Its benefits extend well beyond the 20 minutes of time dedicated to the practice.”
New radio channel: SiriusXM Insight
SiriusXM, one of the biggest internet radio stations based in the U.S. announced it will launch SiriusXM Insight, an all-new information and entertainment radio channel offering listeners inspiring ideas and intelligent conversation with an edge. SiriusXM Insight will feature an array of fresh, diverse voices, including comics, political commentators and popularizers of science. Bob Roth from the David Lynch Foundation will be on air every month to continue hosting his popular show on how meditation helps individuals and society. “Success without Stress”, last Friday of every month, 6pm ET.
A meditation session at David Lynch’s house
Hannah Mescon, a long-time fan of David Lynch’s work, was offered a chance to participate in a meditation session at the director’s LA house. And as in so many Lynch’s movies, the line of separation between the ordinary and the extraordinary was suddenly transcended.
“There aren’t a great many secrets to tell about the meditation itself, as TM is a pretty quiet practice,” Hannah writes in Thought Catalog.
“There’s no talking. You sit peacefully and meditate. And in that way it was like any other group meditation. But a cousin of mine who practices TM once told me that a meditation can be enhanced if the fellow meditators are “transcending”—basically, if they’ve cleared their minds. If they’ve abandoned pretense, let go, and committed to the moment. And that was what happened for 20 really groovy minutes.”
These celebrities really make a difference!
Not only does celebs’ “day job” impact our lives, but they also strive to make a difference with considerable donations to charities that benefit society as a whole.
NewsZoom has listed ten public figures who have consistently devoted a huge portion of their lives to giving back.Three of those ten — Paul McCartney, Ellen DeGeneres, and Oprah — are practitioners of TM.
Or a natural deepening of compassion and generosity?
TM is in vogue: Making time for yourself
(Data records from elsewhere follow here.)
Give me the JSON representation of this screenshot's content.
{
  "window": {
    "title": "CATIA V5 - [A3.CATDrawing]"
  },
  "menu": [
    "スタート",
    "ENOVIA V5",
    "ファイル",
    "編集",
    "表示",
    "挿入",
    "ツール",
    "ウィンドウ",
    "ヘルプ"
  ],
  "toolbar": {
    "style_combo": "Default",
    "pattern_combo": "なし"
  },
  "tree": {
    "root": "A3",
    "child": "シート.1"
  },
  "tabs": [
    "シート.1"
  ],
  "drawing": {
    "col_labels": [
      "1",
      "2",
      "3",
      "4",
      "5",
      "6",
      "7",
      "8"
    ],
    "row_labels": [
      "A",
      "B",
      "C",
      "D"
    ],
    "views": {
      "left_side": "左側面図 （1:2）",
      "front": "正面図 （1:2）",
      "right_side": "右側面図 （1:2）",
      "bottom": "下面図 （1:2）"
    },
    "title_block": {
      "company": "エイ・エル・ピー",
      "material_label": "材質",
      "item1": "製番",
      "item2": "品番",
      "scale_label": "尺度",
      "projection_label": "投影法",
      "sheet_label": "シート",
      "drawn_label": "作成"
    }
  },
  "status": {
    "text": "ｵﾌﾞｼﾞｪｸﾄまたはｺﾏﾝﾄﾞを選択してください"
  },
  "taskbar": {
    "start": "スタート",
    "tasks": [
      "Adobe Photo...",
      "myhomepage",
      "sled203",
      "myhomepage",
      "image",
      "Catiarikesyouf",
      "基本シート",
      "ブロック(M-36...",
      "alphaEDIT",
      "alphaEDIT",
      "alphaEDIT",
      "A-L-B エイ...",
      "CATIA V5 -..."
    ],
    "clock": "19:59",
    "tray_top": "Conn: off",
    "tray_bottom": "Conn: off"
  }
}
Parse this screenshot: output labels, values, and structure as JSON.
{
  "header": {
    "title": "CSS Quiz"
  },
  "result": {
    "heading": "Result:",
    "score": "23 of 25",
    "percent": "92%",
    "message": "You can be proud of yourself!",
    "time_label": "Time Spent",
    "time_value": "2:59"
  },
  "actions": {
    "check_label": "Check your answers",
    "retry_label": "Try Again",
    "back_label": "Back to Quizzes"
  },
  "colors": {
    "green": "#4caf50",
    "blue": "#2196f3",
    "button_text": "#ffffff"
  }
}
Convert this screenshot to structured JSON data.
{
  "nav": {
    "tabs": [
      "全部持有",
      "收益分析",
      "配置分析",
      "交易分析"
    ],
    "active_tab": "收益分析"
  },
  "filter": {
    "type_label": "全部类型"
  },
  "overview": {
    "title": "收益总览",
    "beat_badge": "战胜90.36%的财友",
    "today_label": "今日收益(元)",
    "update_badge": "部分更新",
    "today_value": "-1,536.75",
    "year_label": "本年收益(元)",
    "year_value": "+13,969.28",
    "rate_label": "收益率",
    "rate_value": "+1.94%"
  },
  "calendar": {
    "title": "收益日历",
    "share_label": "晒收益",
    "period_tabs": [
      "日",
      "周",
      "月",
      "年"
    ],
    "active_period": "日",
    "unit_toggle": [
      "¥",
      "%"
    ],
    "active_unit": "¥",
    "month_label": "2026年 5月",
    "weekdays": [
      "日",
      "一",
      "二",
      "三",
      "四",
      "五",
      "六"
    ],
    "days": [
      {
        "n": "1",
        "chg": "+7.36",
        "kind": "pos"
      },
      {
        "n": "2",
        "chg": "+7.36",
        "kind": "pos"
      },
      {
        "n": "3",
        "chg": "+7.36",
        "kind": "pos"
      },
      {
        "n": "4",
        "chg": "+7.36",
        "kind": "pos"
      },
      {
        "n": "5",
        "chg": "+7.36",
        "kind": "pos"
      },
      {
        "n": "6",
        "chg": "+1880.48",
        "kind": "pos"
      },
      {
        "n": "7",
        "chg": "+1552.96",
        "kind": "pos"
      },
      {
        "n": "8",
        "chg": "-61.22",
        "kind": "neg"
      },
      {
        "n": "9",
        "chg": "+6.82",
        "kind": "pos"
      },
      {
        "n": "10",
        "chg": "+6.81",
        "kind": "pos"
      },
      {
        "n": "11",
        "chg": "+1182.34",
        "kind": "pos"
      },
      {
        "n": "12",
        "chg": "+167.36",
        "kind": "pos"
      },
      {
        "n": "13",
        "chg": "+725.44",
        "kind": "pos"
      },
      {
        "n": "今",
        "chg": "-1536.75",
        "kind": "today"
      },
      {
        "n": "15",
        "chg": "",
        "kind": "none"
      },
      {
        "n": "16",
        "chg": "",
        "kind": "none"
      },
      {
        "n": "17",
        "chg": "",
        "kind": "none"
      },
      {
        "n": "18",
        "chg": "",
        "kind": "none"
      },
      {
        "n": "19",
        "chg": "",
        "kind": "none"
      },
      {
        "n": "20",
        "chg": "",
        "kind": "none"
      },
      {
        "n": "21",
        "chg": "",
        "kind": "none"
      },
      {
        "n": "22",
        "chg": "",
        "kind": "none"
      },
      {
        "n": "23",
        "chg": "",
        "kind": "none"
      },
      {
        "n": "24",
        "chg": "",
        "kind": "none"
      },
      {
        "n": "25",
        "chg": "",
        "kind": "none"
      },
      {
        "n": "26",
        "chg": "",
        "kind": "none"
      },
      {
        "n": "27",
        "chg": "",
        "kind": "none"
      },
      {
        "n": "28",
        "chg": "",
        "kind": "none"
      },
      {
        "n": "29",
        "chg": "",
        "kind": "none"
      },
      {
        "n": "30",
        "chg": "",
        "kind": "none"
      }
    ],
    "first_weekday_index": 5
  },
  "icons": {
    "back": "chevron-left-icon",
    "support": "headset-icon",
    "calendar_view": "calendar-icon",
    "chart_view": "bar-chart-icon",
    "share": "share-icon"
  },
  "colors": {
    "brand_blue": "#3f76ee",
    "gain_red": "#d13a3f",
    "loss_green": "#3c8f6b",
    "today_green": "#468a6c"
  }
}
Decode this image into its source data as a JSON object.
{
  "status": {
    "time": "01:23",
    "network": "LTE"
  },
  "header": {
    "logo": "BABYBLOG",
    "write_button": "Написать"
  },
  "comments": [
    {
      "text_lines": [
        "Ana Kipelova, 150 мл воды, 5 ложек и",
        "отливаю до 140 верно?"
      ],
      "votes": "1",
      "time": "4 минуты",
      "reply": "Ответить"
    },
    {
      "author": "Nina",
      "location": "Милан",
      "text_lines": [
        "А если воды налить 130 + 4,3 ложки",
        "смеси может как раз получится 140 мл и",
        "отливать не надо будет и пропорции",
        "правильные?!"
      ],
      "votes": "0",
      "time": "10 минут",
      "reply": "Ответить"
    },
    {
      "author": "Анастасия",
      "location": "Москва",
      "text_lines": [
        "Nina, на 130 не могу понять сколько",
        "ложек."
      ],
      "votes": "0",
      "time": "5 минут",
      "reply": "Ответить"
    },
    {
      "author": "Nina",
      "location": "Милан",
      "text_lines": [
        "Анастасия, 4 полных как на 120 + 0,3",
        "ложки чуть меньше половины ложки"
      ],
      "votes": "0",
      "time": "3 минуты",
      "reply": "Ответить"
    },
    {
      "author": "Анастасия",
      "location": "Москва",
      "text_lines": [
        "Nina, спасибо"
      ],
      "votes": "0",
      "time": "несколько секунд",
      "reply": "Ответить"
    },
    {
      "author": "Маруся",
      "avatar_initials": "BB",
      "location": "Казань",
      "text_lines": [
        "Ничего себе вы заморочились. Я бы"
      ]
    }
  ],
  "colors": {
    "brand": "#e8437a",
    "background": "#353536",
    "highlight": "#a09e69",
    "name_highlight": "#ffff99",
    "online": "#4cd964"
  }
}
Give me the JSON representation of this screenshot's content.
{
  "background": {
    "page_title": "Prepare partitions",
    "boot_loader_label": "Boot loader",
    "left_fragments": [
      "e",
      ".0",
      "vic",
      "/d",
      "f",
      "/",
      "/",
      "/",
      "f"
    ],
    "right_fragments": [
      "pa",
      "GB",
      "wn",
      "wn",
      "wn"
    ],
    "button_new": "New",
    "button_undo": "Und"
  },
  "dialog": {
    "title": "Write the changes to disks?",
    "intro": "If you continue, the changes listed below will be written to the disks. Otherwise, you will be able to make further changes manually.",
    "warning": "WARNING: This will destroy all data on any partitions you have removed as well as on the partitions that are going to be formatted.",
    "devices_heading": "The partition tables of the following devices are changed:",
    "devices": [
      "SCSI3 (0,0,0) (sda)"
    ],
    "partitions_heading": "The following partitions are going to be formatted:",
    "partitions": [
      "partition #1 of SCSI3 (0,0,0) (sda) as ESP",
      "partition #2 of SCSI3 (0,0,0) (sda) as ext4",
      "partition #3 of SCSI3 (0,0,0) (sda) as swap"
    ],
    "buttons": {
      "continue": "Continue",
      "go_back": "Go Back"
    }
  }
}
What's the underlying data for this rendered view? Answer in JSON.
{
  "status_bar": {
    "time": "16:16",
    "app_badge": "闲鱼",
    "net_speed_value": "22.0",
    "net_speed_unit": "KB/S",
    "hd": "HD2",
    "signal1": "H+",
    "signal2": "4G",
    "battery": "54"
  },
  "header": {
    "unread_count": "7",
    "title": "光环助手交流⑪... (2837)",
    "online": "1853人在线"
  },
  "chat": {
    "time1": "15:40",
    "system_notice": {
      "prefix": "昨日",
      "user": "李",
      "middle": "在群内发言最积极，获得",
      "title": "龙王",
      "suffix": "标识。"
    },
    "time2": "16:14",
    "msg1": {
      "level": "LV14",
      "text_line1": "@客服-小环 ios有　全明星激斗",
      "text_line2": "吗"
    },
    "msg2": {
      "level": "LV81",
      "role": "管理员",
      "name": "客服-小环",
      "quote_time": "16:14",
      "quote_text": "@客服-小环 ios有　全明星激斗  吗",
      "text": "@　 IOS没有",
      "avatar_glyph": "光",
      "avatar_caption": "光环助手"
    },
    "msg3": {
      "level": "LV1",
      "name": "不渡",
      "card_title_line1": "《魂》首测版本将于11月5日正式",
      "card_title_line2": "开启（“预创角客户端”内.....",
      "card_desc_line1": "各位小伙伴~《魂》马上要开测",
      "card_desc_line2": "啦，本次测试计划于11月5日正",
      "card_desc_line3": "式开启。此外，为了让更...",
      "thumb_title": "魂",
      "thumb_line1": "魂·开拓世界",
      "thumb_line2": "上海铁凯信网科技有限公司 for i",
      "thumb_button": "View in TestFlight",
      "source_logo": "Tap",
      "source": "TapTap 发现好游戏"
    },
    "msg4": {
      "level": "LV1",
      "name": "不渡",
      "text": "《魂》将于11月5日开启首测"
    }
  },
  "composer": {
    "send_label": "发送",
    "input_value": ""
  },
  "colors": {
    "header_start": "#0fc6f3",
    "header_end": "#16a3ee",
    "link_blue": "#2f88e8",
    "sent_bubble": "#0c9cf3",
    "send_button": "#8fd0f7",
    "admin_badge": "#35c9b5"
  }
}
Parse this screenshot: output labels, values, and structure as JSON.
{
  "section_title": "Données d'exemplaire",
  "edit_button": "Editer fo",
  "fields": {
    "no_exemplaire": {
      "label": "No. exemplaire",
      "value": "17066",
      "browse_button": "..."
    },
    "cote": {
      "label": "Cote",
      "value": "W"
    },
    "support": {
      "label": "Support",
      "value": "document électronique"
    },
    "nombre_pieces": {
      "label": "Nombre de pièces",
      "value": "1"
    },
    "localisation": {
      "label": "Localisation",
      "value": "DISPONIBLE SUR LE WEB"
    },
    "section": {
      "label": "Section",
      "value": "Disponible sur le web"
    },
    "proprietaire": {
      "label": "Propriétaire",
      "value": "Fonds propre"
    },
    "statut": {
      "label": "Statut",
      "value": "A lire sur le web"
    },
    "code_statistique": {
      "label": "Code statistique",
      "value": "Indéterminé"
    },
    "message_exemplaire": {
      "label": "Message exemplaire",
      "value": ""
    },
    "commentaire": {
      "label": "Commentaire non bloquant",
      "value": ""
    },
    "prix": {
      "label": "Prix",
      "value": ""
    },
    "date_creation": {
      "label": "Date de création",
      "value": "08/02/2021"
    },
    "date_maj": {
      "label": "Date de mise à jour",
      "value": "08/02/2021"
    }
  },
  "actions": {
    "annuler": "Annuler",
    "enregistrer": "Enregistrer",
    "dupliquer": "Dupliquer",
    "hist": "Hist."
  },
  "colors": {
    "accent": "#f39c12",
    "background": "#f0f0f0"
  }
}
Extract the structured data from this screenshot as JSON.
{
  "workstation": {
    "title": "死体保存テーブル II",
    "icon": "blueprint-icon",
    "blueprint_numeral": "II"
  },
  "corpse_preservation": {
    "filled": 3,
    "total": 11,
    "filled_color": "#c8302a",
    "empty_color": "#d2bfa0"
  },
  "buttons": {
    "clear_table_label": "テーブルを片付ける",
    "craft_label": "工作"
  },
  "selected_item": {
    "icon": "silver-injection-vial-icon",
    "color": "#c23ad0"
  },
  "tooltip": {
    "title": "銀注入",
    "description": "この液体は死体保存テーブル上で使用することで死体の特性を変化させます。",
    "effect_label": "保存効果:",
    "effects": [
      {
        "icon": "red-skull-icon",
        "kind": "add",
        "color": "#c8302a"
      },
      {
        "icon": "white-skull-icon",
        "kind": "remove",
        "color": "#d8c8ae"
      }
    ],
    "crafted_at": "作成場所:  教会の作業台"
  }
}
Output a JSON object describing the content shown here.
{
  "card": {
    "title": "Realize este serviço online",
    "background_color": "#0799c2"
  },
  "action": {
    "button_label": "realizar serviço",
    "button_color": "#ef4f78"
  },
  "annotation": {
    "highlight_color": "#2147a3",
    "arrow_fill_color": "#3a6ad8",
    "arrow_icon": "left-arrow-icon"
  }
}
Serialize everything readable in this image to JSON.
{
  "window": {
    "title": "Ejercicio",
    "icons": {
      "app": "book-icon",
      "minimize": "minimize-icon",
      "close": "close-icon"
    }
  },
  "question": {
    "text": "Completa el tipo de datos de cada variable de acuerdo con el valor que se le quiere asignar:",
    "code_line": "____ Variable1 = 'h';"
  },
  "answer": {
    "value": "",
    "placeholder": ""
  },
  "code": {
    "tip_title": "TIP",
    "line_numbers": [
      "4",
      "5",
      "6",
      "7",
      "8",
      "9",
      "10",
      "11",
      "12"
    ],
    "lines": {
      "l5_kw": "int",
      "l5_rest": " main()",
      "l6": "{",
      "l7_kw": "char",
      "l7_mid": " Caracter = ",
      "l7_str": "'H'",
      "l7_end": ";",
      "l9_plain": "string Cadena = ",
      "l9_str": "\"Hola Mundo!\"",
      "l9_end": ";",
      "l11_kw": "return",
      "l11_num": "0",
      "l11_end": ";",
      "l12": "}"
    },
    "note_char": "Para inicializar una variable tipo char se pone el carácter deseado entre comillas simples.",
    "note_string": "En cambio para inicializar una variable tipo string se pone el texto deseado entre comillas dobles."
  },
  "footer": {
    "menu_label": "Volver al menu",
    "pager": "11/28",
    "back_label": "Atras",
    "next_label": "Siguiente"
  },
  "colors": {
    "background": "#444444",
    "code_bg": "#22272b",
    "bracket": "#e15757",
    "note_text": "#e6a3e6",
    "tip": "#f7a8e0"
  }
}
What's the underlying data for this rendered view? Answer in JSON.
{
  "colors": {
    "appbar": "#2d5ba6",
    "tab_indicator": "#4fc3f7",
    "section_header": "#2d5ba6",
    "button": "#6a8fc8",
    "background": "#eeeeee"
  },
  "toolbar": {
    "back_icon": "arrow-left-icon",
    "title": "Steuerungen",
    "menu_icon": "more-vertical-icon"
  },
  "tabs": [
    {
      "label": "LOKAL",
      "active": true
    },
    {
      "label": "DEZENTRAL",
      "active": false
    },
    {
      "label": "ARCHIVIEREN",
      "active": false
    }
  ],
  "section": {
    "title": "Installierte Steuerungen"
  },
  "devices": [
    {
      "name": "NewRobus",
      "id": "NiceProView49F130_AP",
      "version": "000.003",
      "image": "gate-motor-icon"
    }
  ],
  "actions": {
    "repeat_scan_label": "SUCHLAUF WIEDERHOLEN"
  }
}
In the latest issue of Vogue, Mackenzie Wagoner writes about being constantly busy. ““I’m so busy,” is delivered as a simultaneous lament and brag—one to be interpreted as both “I wish I could cut back” and “I’m in high demand.””
How to escape this never-ending game of stress?
“You need to undo the doing,” says Bob Roth, the executive director of the David Lynch Foundation. You have to consider the payoff and make decisive cuts.
“TM is more restful than sleep,” he says. Research suggests that the practice, when repeated over time, reverses the harmful effects of chronic stress—the kind of stress that stockpiles when you’re running at top speed through a self-imposed calendar of appointments.
“I would never think of missing meditation for 20 minutes of sleep. Transcendental Meditation is profoundly restful—the next eight to ten hours of my day, my energy levels will be clear, focused, and coherent,” says Roth. “If I don’t have the energy to put ideas into place, what do I have?”
VIDEO: How to dedicate 20 minutes a day to TM
Like many of us, Tamron Hall of NBC’s TODAY Show is starting the year off with an intention to get serious about meditation. She currently practices a focus meditation, but to “take it up a notch” she’s decided to learn the Transcendental Meditation technique. To share her journey with her viewers, she brought certified TM teacher John Butler on her morning show.
Why George Stephanopoulos wakes up at 2:15 every morning
When George Stephanopoulos greets viewers each weekday morning on ABC’s Good Morning America at 7 a.m., he’s been awake for a full five hours, the New York Times reports.
There are plenty of studies that suggest that mediation activates parts of the brain related to stress relief, attention span, and memory processing.
It was this scientific evidence that convinced Stephanopoulos to give meditation a shot, specifically Transcendental Meditation. Now he can’t live without it.
“It’s the equivalent of a couple hours more sleep,” Stephanopoulos says. “I feel more space in my life even when it’s not there.”